Google hopes a small but significant change to its home page in China will be enough to save its business in the world's biggest online market.
Google announced it will stop automatically re-routing users in China to its uncensored Hong Kong site, within 24 to 48 hours.
Under the new plan, people using the search engine will land on a censored China home page, with an option to be redirected to Hong Kong.
Beijing is threatening to pull Google's Internet content provider license, which is up for renewal, Wednesday.
It says automatically rerouting Chinese users to its Hong Kong site breaks China's strict Internet laws.
China's Ministry of Industry and Information Technology is expected to make the licensing announcement, late Wednesday.
Chinese Foreign Ministry Qin Gang has issued a stern warning on the issue of Internet censorship. He said Google and other foreign internet companies must obey China's laws.
"I'd like to stress foreign enterprises operating in China must do so according to the law and also administrator their Internet according to the law," he said.
Google and China have been locked in a bitter battle about censorship for several months.
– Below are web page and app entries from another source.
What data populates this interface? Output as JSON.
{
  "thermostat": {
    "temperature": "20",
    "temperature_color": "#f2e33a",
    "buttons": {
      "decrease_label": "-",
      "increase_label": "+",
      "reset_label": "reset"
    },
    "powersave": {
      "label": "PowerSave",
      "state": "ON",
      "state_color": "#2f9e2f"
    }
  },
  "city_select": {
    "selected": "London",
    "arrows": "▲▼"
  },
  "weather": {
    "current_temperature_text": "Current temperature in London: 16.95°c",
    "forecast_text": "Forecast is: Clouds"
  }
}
In March, Google refused to self-censor material Beijing considers sensitive.
It shut down its China site and redirected users to its Hong Kong site.
Many of China's 400 million Internet users are urging Google to obey China's laws. They want the iconic American company to remain in China.
Bookstore clerk Lu Taiping says he uses Google, but says the company should obey and respect Chinese laws.
Restaurant manager Yu Longxia believes, if Google leaves China, its overall business will suffer.
Yu says, if Google retreats from the huge Chinese market, other Internet search engines will take advantage and Google will be the loser.
In a prepared statement, Google says it hopes its compromises will lead to Chinese license renewal.